Manufacturing, marketing and using condoms is socially condemnable in Karnal city. Sanya (Rakul Preet Singh) is so ashamed of being a quality control head in a condom factory that she passes it off as a job in an umbrella factory. The use of euphemisms like ‘chhatri’ and ‘helmet’ spills over from the earlier films on safe sex and condoms. From her mother to her husband Rishi Kalra (Sumeet Vyas), Sanya lies to one and all. In fact, her in-laws who think she’s the quality control head of an umbrella factory even proudly call her “Karnal ki Indra Nooyi”.
Like Ayushmann Khurrana’s Dr G with the unbelievable premise of gynaecology being a ladies-only profession, Deoskar has classrooms with gender divisions made when biology teacher Bhaiji (Rajesh Tailang), Rishi’s older brother, teaches the reproductive system. Abortions, miscarriages, uncaring husbands and wilting wives are brought in to ultimately push a message on condoms and safe sex. Social evils must have a sanskari backdrop, so the Kalras are a traditional family that own a shop which sells everything needed for Hindu rituals.

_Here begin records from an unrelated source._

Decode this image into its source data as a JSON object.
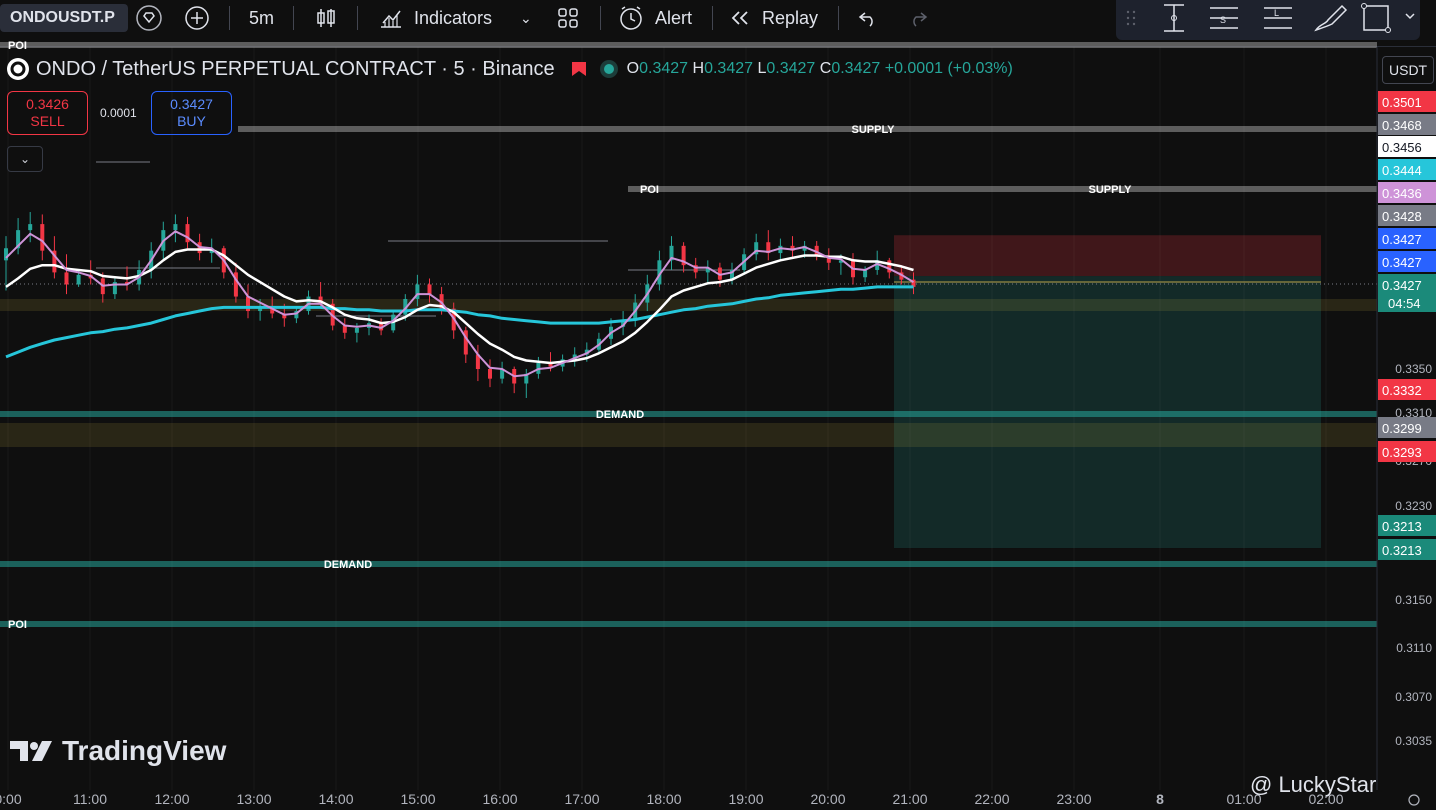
{
  "toolbar": {
    "symbol": "ONDOUSDT.P",
    "interval": "5m",
    "indicators_label": "Indicators",
    "alert_label": "Alert",
    "replay_label": "Replay",
    "icons": [
      "diamond-icon",
      "plus-circle-icon",
      "candles-icon",
      "indicators-icon",
      "chevron-down-icon",
      "layout-grid-icon",
      "alarm-clock-icon",
      "replay-rewind-icon",
      "undo-icon",
      "redo-icon"
    ]
  },
  "legend": {
    "title": "ONDO / TetherUS PERPETUAL CONTRACT · 5 · Binance",
    "o_label": "O",
    "o": "0.3427",
    "h_label": "H",
    "h": "0.3427",
    "l_label": "L",
    "l": "0.3427",
    "c_label": "C",
    "c": "0.3427",
    "change": "+0.0001 (+0.03%)"
  },
  "trade": {
    "sell_price": "0.3426",
    "sell_label": "SELL",
    "spread": "0.0001",
    "buy_price": "0.3427",
    "buy_label": "BUY"
  },
  "currency": "USDT",
  "watermark": "TradingView",
  "author": "@ LuckyStar",
  "colors": {
    "up": "#26a69a",
    "down": "#f23645",
    "ema_fast": "#ce93d8",
    "ema_mid": "#ffffff",
    "ema_slow": "#26c6da"
  },
  "chart_data": {
    "type": "candlestick",
    "ylim": [
      0.3015,
      0.352
    ],
    "x_ticks": [
      "0:00",
      "11:00",
      "12:00",
      "13:00",
      "14:00",
      "15:00",
      "16:00",
      "17:00",
      "18:00",
      "19:00",
      "20:00",
      "21:00",
      "22:00",
      "23:00",
      "8",
      "01:00",
      "02:00"
    ],
    "y_ticks": [
      "0.3350",
      "0.3310",
      "0.3270",
      "0.3230",
      "0.3150",
      "0.3110",
      "0.3070",
      "0.3035"
    ],
    "price_tags": [
      {
        "value": "0.3501",
        "price": 0.3501,
        "color": "#f23645"
      },
      {
        "value": "0.3468",
        "price": 0.3468,
        "color": "#787b86"
      },
      {
        "value": "0.3456",
        "price": 0.3456,
        "color": "#ffffff"
      },
      {
        "value": "0.3444",
        "price": 0.3444,
        "color": "#26c6da"
      },
      {
        "value": "0.3436",
        "price": 0.3436,
        "color": "#ce93d8"
      },
      {
        "value": "0.3428",
        "price": 0.3428,
        "color": "#787b86"
      },
      {
        "value": "0.3427",
        "price": 0.3427,
        "color": "#2962ff"
      },
      {
        "value": "0.3427",
        "price": 0.3417,
        "color": "#2962ff"
      },
      {
        "value": "0.3427",
        "price": 0.3406,
        "color": "#1b8a7a"
      },
      {
        "value": "0.3332",
        "price": 0.3332,
        "color": "#f23645"
      },
      {
        "value": "0.3299",
        "price": 0.3299,
        "color": "#787b86"
      },
      {
        "value": "0.3293",
        "price": 0.3293,
        "color": "#f23645"
      },
      {
        "value": "0.3213",
        "price": 0.3213,
        "color": "#1b8a7a"
      },
      {
        "value": "0.3213",
        "price": 0.32,
        "color": "#1b8a7a"
      }
    ],
    "countdown": "04:54",
    "zones": [
      {
        "label": "SUPPLY",
        "price": 0.3488
      },
      {
        "label": "SUPPLY",
        "price": 0.3439
      },
      {
        "label": "POI",
        "price": 0.3439
      },
      {
        "label": "DEMAND",
        "price": 0.3308
      },
      {
        "label": "DEMAND",
        "price": 0.3165
      },
      {
        "label": "POI",
        "price": 0.3118
      },
      {
        "label": "POI",
        "price": 0.352
      }
    ],
    "position": {
      "entry": 0.3427,
      "stop": 0.345,
      "target": 0.3215
    },
    "ohlc": [
      [
        0.344,
        0.346,
        0.3415,
        0.345
      ],
      [
        0.345,
        0.3475,
        0.3445,
        0.3465
      ],
      [
        0.3465,
        0.348,
        0.3455,
        0.347
      ],
      [
        0.347,
        0.3478,
        0.344,
        0.3448
      ],
      [
        0.3448,
        0.346,
        0.3425,
        0.343
      ],
      [
        0.343,
        0.3445,
        0.3412,
        0.342
      ],
      [
        0.342,
        0.3432,
        0.3418,
        0.3428
      ],
      [
        0.3428,
        0.344,
        0.342,
        0.3425
      ],
      [
        0.3425,
        0.343,
        0.3405,
        0.3412
      ],
      [
        0.3412,
        0.3425,
        0.3408,
        0.3422
      ],
      [
        0.3422,
        0.3435,
        0.3415,
        0.342
      ],
      [
        0.342,
        0.344,
        0.3415,
        0.3432
      ],
      [
        0.3432,
        0.3455,
        0.3425,
        0.3448
      ],
      [
        0.3448,
        0.3472,
        0.344,
        0.3465
      ],
      [
        0.3465,
        0.3478,
        0.3455,
        0.347
      ],
      [
        0.347,
        0.3476,
        0.345,
        0.3455
      ],
      [
        0.3455,
        0.3462,
        0.344,
        0.3446
      ],
      [
        0.3446,
        0.3458,
        0.3438,
        0.345
      ],
      [
        0.345,
        0.3452,
        0.3425,
        0.343
      ],
      [
        0.343,
        0.3438,
        0.3405,
        0.341
      ],
      [
        0.341,
        0.342,
        0.3392,
        0.3398
      ],
      [
        0.3398,
        0.3408,
        0.339,
        0.3402
      ],
      [
        0.3402,
        0.341,
        0.3392,
        0.3396
      ],
      [
        0.3396,
        0.3404,
        0.3385,
        0.3392
      ],
      [
        0.3392,
        0.3402,
        0.3388,
        0.3398
      ],
      [
        0.3398,
        0.3415,
        0.3395,
        0.341
      ],
      [
        0.341,
        0.3422,
        0.34,
        0.3404
      ],
      [
        0.3404,
        0.3408,
        0.3382,
        0.3386
      ],
      [
        0.3386,
        0.3392,
        0.3375,
        0.338
      ],
      [
        0.338,
        0.3388,
        0.3372,
        0.3384
      ],
      [
        0.3384,
        0.3395,
        0.3378,
        0.3388
      ],
      [
        0.3388,
        0.3392,
        0.3378,
        0.3382
      ],
      [
        0.3382,
        0.3398,
        0.338,
        0.3395
      ],
      [
        0.3395,
        0.3412,
        0.339,
        0.3408
      ],
      [
        0.3408,
        0.3428,
        0.3402,
        0.342
      ],
      [
        0.342,
        0.3425,
        0.3405,
        0.3412
      ],
      [
        0.3412,
        0.3418,
        0.3395,
        0.34
      ],
      [
        0.34,
        0.3405,
        0.3375,
        0.3382
      ],
      [
        0.3382,
        0.3385,
        0.3355,
        0.3362
      ],
      [
        0.3362,
        0.337,
        0.334,
        0.335
      ],
      [
        0.335,
        0.3358,
        0.3335,
        0.3342
      ],
      [
        0.3342,
        0.3356,
        0.3338,
        0.335
      ],
      [
        0.335,
        0.3352,
        0.333,
        0.3338
      ],
      [
        0.3338,
        0.335,
        0.3326,
        0.3346
      ],
      [
        0.3346,
        0.336,
        0.3342,
        0.3355
      ],
      [
        0.3355,
        0.3364,
        0.3348,
        0.3352
      ],
      [
        0.3352,
        0.3362,
        0.3348,
        0.3358
      ],
      [
        0.3358,
        0.3368,
        0.3352,
        0.3362
      ],
      [
        0.3362,
        0.3372,
        0.3356,
        0.3366
      ],
      [
        0.3366,
        0.338,
        0.3362,
        0.3375
      ],
      [
        0.3375,
        0.3392,
        0.337,
        0.3385
      ],
      [
        0.3385,
        0.3398,
        0.3378,
        0.339
      ],
      [
        0.339,
        0.3412,
        0.3385,
        0.3405
      ],
      [
        0.3405,
        0.3428,
        0.3398,
        0.342
      ],
      [
        0.342,
        0.3448,
        0.3415,
        0.344
      ],
      [
        0.344,
        0.346,
        0.3432,
        0.3452
      ],
      [
        0.3452,
        0.3455,
        0.343,
        0.3436
      ],
      [
        0.3436,
        0.3442,
        0.3425,
        0.343
      ],
      [
        0.343,
        0.344,
        0.342,
        0.3434
      ],
      [
        0.3434,
        0.3438,
        0.3418,
        0.3424
      ],
      [
        0.3424,
        0.3438,
        0.342,
        0.3432
      ],
      [
        0.3432,
        0.345,
        0.3428,
        0.3445
      ],
      [
        0.3445,
        0.3462,
        0.344,
        0.3455
      ],
      [
        0.3455,
        0.3465,
        0.344,
        0.3446
      ],
      [
        0.3446,
        0.3458,
        0.344,
        0.3452
      ],
      [
        0.3452,
        0.346,
        0.3442,
        0.3448
      ],
      [
        0.3448,
        0.3456,
        0.3442,
        0.3452
      ],
      [
        0.3452,
        0.3456,
        0.344,
        0.3444
      ],
      [
        0.3444,
        0.345,
        0.3432,
        0.3438
      ],
      [
        0.3438,
        0.3445,
        0.3428,
        0.344
      ],
      [
        0.344,
        0.3446,
        0.342,
        0.3426
      ],
      [
        0.3426,
        0.3435,
        0.3422,
        0.3432
      ],
      [
        0.3432,
        0.3448,
        0.3428,
        0.344
      ],
      [
        0.344,
        0.3442,
        0.3425,
        0.343
      ],
      [
        0.343,
        0.3434,
        0.342,
        0.3424
      ],
      [
        0.3424,
        0.343,
        0.3412,
        0.3418
      ]
    ],
    "ema_fast": [
      0.3442,
      0.3452,
      0.3462,
      0.3456,
      0.3444,
      0.3432,
      0.343,
      0.3427,
      0.3419,
      0.342,
      0.342,
      0.3426,
      0.344,
      0.3456,
      0.3464,
      0.3459,
      0.3451,
      0.345,
      0.344,
      0.3424,
      0.341,
      0.3405,
      0.34,
      0.3395,
      0.3396,
      0.3404,
      0.3404,
      0.3394,
      0.3386,
      0.3385,
      0.3386,
      0.3384,
      0.339,
      0.34,
      0.3412,
      0.3412,
      0.3405,
      0.3392,
      0.3376,
      0.3362,
      0.3351,
      0.335,
      0.3344,
      0.3345,
      0.335,
      0.3351,
      0.3355,
      0.3359,
      0.3363,
      0.337,
      0.338,
      0.3386,
      0.3398,
      0.3412,
      0.3428,
      0.3442,
      0.3439,
      0.3434,
      0.3434,
      0.3428,
      0.343,
      0.3439,
      0.3448,
      0.3447,
      0.345,
      0.3449,
      0.3451,
      0.3447,
      0.3442,
      0.3441,
      0.3433,
      0.3432,
      0.3437,
      0.3433,
      0.3428,
      0.3422
    ],
    "ema_mid": [
      0.3418,
      0.3425,
      0.3433,
      0.3436,
      0.3436,
      0.3433,
      0.3432,
      0.3431,
      0.3427,
      0.3426,
      0.3425,
      0.3427,
      0.3432,
      0.344,
      0.3447,
      0.3449,
      0.3449,
      0.3449,
      0.3444,
      0.3436,
      0.3428,
      0.3422,
      0.3416,
      0.341,
      0.3406,
      0.3407,
      0.3406,
      0.3401,
      0.3395,
      0.3392,
      0.3391,
      0.3388,
      0.3389,
      0.3393,
      0.3399,
      0.3403,
      0.3402,
      0.3397,
      0.3388,
      0.3379,
      0.3371,
      0.3366,
      0.336,
      0.3357,
      0.3356,
      0.3355,
      0.3356,
      0.3357,
      0.3359,
      0.3363,
      0.3368,
      0.3373,
      0.338,
      0.3389,
      0.3399,
      0.341,
      0.3415,
      0.3418,
      0.3421,
      0.3422,
      0.3424,
      0.3429,
      0.3434,
      0.3437,
      0.344,
      0.3442,
      0.3444,
      0.3444,
      0.3443,
      0.3443,
      0.344,
      0.3439,
      0.3439,
      0.3437,
      0.3435,
      0.3432
    ],
    "ema_slow": [
      0.336,
      0.3364,
      0.3368,
      0.3371,
      0.3374,
      0.3376,
      0.3378,
      0.338,
      0.3381,
      0.3383,
      0.3384,
      0.3386,
      0.3388,
      0.3391,
      0.3394,
      0.3396,
      0.3398,
      0.34,
      0.3401,
      0.3401,
      0.3401,
      0.3401,
      0.3401,
      0.3401,
      0.3401,
      0.3401,
      0.3401,
      0.34,
      0.34,
      0.3399,
      0.3399,
      0.3398,
      0.3398,
      0.3398,
      0.3399,
      0.3399,
      0.3399,
      0.3398,
      0.3397,
      0.3395,
      0.3394,
      0.3392,
      0.3391,
      0.339,
      0.3389,
      0.3388,
      0.3388,
      0.3388,
      0.3388,
      0.3388,
      0.3389,
      0.339,
      0.3391,
      0.3393,
      0.3395,
      0.3397,
      0.3399,
      0.34,
      0.3402,
      0.3403,
      0.3404,
      0.3406,
      0.3408,
      0.3409,
      0.3411,
      0.3412,
      0.3413,
      0.3414,
      0.3415,
      0.3416,
      0.3416,
      0.3417,
      0.3418,
      0.3418,
      0.3418,
      0.3418
    ]
  }
}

Like a good destination reached through a bumpy road full of potholes, Sanya has condom conversations with Rishi, her slogan being, ‘Mujhse karna hai pyaar toh condom ko karo sweekar’. But even after she realises that her job is a noble one and she embarks on a crusade for safe sex and condoms, she continues to hide her workplace from her mother and her husband.
The fact that Sanya preaches one thing but can’t bring herself to reveal that she works in a condom manufacturing factory is one of the biggest weaknesses in this antiquated setting, denting the impact of her social message.
The multi tracks are messy. Bhaiji’s wife Nisha (Prachee Pandya) with hidden woes, her school-going daughter who joins Sanya to be the catalyst for change and background songs like ‘Chhatriwali’ contribute to make it an annoying watch. Comedy as in, how can there be flavours in umbrellas or the mother’s jokes on the terrace, don’t land at any time.
Rakul’s feminism is laboured. So is Deoskar’s storytelling.
After a string of uncreative scenes that include a screenful of umbrellas, drops of liquid from a dropper when there’s lovemaking, ‘maachis’ and camphor as illustration, a leaky roof when condoms that leak must be fixed, and Rishi telling his Bhaiji, “I’m 12th Std fail but you’re the anpadh”, Sanya the crusader wins over the Kalras. Karnal is saved. Jump with joy, condoms are no longer considered ‘gandee cheez’ and reproduction will be taught in a co-ed class.
Watch Chhatriwali Trailer: